Exercise goal: In the entries below, count every line with the string "Coprocessor". State the count and nothing else.

Raw data:
---

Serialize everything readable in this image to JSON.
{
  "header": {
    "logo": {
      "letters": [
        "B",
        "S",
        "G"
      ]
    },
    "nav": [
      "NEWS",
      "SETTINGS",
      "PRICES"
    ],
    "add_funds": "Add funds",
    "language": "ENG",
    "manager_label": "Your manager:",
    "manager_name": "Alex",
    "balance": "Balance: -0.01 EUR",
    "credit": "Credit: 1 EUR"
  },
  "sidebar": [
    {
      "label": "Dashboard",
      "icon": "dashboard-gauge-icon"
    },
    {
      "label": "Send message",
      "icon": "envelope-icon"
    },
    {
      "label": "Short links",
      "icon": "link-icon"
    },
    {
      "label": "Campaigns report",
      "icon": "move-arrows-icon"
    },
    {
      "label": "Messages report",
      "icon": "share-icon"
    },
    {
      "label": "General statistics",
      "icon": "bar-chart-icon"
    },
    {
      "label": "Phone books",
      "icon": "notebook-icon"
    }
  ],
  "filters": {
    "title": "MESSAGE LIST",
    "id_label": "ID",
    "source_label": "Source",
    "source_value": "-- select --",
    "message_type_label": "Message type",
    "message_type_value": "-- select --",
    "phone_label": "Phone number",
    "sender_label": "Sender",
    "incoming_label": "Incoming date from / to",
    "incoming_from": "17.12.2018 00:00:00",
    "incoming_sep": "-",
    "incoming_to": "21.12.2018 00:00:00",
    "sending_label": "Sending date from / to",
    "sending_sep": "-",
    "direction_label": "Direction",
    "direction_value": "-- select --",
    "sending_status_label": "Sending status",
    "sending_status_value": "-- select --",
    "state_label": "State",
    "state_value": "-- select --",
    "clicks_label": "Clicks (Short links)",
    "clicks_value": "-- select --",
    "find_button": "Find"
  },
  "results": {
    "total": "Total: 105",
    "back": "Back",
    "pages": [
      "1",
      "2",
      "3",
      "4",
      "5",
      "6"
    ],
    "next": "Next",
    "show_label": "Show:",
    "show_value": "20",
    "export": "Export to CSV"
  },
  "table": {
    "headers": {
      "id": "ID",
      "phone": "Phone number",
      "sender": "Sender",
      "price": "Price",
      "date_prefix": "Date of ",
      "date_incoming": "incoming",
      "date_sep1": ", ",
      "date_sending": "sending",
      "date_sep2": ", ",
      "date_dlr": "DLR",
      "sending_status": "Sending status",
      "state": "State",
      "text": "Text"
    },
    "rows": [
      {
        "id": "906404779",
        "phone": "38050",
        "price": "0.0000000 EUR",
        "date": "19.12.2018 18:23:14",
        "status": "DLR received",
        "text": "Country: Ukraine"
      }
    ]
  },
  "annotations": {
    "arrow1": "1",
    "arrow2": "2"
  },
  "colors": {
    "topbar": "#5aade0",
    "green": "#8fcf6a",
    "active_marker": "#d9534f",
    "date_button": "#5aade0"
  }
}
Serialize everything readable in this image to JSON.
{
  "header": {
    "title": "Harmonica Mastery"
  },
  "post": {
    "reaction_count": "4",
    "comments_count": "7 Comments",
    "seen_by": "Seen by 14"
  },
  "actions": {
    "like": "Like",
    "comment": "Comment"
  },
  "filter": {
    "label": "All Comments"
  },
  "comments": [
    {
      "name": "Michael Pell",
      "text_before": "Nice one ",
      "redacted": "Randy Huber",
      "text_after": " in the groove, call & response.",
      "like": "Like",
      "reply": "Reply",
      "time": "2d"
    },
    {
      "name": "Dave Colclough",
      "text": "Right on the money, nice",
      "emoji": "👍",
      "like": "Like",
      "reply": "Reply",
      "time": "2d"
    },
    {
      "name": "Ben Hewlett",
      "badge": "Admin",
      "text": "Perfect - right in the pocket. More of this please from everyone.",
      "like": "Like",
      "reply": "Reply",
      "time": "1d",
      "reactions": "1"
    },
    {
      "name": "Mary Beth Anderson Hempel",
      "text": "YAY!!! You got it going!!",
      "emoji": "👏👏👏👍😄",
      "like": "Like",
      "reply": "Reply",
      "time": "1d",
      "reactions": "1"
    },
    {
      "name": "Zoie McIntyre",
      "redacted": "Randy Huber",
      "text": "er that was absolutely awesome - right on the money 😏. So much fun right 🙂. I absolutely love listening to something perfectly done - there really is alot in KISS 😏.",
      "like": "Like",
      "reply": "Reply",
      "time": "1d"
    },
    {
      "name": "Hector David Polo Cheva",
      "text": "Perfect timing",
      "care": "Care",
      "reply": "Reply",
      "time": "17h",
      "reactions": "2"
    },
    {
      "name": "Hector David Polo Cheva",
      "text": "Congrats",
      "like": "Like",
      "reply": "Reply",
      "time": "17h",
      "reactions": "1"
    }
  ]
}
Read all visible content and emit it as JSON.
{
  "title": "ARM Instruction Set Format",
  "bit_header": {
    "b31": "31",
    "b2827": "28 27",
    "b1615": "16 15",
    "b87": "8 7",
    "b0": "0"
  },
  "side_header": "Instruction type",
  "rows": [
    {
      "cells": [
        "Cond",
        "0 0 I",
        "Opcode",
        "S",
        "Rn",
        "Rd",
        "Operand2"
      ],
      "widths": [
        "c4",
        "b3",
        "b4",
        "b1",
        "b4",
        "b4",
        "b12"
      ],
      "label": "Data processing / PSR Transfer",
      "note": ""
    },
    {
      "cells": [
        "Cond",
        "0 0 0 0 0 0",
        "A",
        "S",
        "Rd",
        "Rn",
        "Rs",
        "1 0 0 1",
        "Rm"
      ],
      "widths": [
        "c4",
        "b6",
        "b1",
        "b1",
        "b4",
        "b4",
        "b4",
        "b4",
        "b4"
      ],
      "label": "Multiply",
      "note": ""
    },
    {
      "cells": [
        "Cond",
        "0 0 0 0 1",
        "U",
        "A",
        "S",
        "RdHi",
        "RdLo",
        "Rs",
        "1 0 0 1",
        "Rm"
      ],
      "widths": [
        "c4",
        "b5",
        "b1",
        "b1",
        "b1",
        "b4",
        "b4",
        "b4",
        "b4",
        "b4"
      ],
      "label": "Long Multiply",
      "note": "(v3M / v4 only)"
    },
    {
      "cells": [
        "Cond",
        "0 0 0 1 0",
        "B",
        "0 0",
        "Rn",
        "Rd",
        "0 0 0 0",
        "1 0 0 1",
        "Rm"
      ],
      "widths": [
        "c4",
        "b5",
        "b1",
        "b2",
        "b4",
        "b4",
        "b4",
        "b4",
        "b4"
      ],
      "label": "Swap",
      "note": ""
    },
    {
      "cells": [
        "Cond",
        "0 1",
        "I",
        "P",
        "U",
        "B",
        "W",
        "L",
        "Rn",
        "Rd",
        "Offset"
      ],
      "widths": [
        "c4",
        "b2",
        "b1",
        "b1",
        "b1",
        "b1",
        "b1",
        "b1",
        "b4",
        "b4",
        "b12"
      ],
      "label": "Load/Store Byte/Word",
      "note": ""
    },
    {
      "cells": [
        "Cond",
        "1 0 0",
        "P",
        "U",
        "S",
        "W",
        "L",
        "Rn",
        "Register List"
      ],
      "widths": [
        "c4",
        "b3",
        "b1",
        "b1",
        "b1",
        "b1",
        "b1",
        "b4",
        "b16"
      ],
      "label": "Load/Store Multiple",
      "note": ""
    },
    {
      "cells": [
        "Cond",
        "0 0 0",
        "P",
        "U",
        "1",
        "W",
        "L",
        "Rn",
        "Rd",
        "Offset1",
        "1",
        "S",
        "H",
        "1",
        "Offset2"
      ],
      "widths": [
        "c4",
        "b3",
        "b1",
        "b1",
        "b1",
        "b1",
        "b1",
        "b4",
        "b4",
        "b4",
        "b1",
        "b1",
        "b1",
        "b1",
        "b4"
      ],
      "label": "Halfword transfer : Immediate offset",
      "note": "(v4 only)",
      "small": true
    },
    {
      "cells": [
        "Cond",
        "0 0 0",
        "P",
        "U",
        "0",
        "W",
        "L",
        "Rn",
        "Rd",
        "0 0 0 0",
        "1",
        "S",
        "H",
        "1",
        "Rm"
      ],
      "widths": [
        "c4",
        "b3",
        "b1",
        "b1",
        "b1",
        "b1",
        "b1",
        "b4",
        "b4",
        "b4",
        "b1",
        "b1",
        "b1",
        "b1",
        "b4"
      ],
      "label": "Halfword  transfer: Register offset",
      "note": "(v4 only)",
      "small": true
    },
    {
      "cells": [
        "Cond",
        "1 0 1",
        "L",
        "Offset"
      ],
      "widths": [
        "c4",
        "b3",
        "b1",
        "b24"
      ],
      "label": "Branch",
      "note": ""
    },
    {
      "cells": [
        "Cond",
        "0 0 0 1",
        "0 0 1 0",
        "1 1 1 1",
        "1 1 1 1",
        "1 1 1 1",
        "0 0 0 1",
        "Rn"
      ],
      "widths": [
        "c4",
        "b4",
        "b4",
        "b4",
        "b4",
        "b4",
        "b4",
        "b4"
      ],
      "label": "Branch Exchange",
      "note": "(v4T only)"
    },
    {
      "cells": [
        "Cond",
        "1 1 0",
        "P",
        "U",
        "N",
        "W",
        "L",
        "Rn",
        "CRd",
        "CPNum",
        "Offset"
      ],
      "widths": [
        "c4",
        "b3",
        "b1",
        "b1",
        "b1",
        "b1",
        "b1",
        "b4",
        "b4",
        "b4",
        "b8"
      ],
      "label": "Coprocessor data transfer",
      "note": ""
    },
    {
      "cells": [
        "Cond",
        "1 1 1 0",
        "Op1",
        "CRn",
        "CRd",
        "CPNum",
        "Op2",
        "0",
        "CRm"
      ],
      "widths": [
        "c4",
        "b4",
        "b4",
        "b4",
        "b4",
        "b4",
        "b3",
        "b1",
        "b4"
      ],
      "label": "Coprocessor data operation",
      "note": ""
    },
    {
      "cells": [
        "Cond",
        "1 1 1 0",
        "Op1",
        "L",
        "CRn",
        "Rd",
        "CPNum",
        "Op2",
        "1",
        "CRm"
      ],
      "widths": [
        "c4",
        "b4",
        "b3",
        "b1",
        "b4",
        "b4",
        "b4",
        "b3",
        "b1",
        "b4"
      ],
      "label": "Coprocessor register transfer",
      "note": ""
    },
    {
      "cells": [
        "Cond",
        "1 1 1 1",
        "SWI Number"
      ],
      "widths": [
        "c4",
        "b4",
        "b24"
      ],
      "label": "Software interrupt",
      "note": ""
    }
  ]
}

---

Written solution: 3